- Opening Delimiter -

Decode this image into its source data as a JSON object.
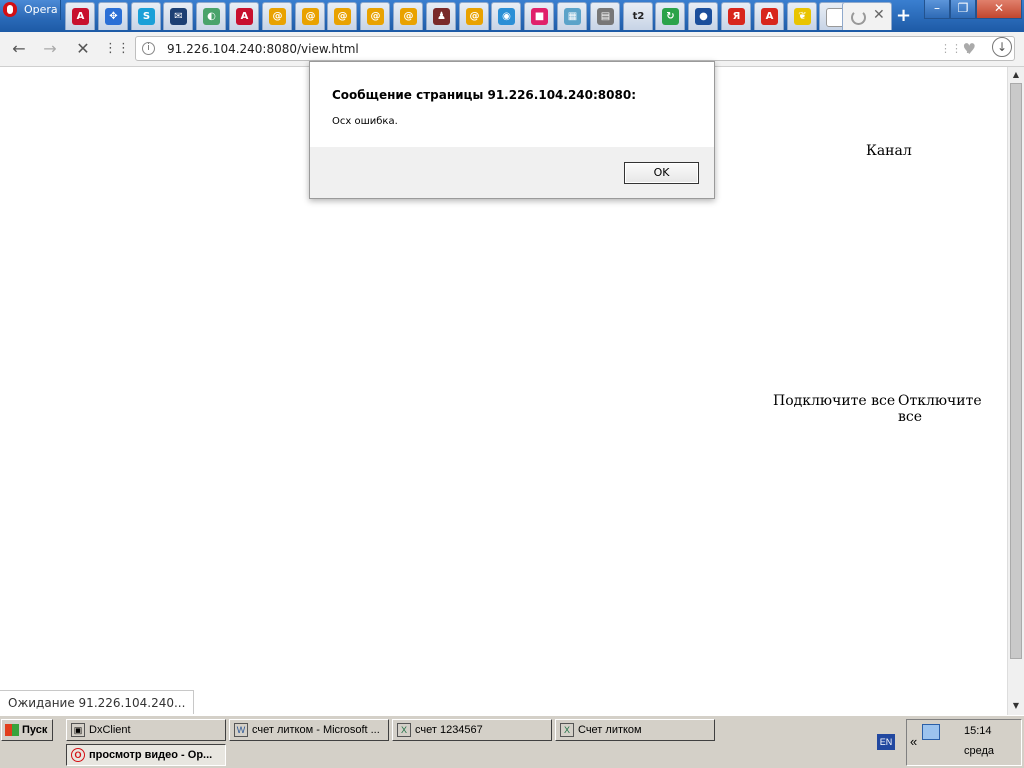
{
  "browser": {
    "menu_label": "Opera",
    "url": "91.226.104.240:8080/view.html",
    "status_text": "Ожидание 91.226.104.240...",
    "pinned_tabs": [
      {
        "icon": "adobe-acrobat-icon",
        "glyph": "A",
        "color": "#c8102e"
      },
      {
        "icon": "move-arrows-icon",
        "glyph": "✥",
        "color": "#2a6fd6"
      },
      {
        "icon": "skype-s-icon",
        "glyph": "S",
        "color": "#1aa0d8"
      },
      {
        "icon": "envelope-icon",
        "glyph": "✉",
        "color": "#1c3f73"
      },
      {
        "icon": "chat-bubble-icon",
        "glyph": "◐",
        "color": "#4aa36a"
      },
      {
        "icon": "adobe-acrobat-icon",
        "glyph": "A",
        "color": "#c8102e"
      },
      {
        "icon": "mail-at-icon",
        "glyph": "@",
        "color": "#e9a200"
      },
      {
        "icon": "mail-at-icon",
        "glyph": "@",
        "color": "#e9a200"
      },
      {
        "icon": "mail-at-icon",
        "glyph": "@",
        "color": "#e9a200"
      },
      {
        "icon": "mail-at-icon",
        "glyph": "@",
        "color": "#e9a200"
      },
      {
        "icon": "mail-at-icon",
        "glyph": "@",
        "color": "#e9a200"
      },
      {
        "icon": "bottle-icon",
        "glyph": "♟",
        "color": "#7a2a2a"
      },
      {
        "icon": "mail-at-icon",
        "glyph": "@",
        "color": "#e9a200"
      },
      {
        "icon": "compass-icon",
        "glyph": "◉",
        "color": "#2a8fd6"
      },
      {
        "icon": "pink-speech-icon",
        "glyph": "■",
        "color": "#e0206a"
      },
      {
        "icon": "map-icon",
        "glyph": "▦",
        "color": "#5ba3c9"
      },
      {
        "icon": "document-icon",
        "glyph": "▤",
        "color": "#777777"
      },
      {
        "icon": "t2-logo-icon",
        "glyph": "t2",
        "color": "#222222"
      },
      {
        "icon": "refresh-globe-icon",
        "glyph": "↻",
        "color": "#2aa34a"
      },
      {
        "icon": "globe-badge-icon",
        "glyph": "●",
        "color": "#1c4f9c"
      },
      {
        "icon": "yandex-icon",
        "glyph": "Я",
        "color": "#d8261c"
      },
      {
        "icon": "adobe-icon",
        "glyph": "A",
        "color": "#d8261c"
      },
      {
        "icon": "leaf-icon",
        "glyph": "❦",
        "color": "#e9c400"
      },
      {
        "icon": "blank-page-icon",
        "glyph": "",
        "color": "#ffffff"
      }
    ]
  },
  "page": {
    "channel_label": "Канал",
    "connect_all": "Подключите все",
    "disconnect_all": "Отключите все"
  },
  "dialog": {
    "title": "Сообщение страницы 91.226.104.240:8080:",
    "message": "Осх ошибка.",
    "ok_label": "OK"
  },
  "taskbar": {
    "start_label": "Пуск",
    "buttons": [
      {
        "label": "DxClient",
        "icon": "dxclient-icon"
      },
      {
        "label": "счет литком - Microsoft ...",
        "icon": "word-icon"
      },
      {
        "label": "счет 1234567",
        "icon": "excel-icon"
      },
      {
        "label": "Счет литком",
        "icon": "excel-icon"
      },
      {
        "label": "просмотр видео - Op...",
        "icon": "opera-icon"
      }
    ],
    "language": "EN",
    "chevron": "«",
    "time": "15:14",
    "day": "среда"
  }
}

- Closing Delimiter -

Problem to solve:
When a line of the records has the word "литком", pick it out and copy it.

Response below:
        "label": "счет литком - Microsoft ...",
        "label": "Счет литком",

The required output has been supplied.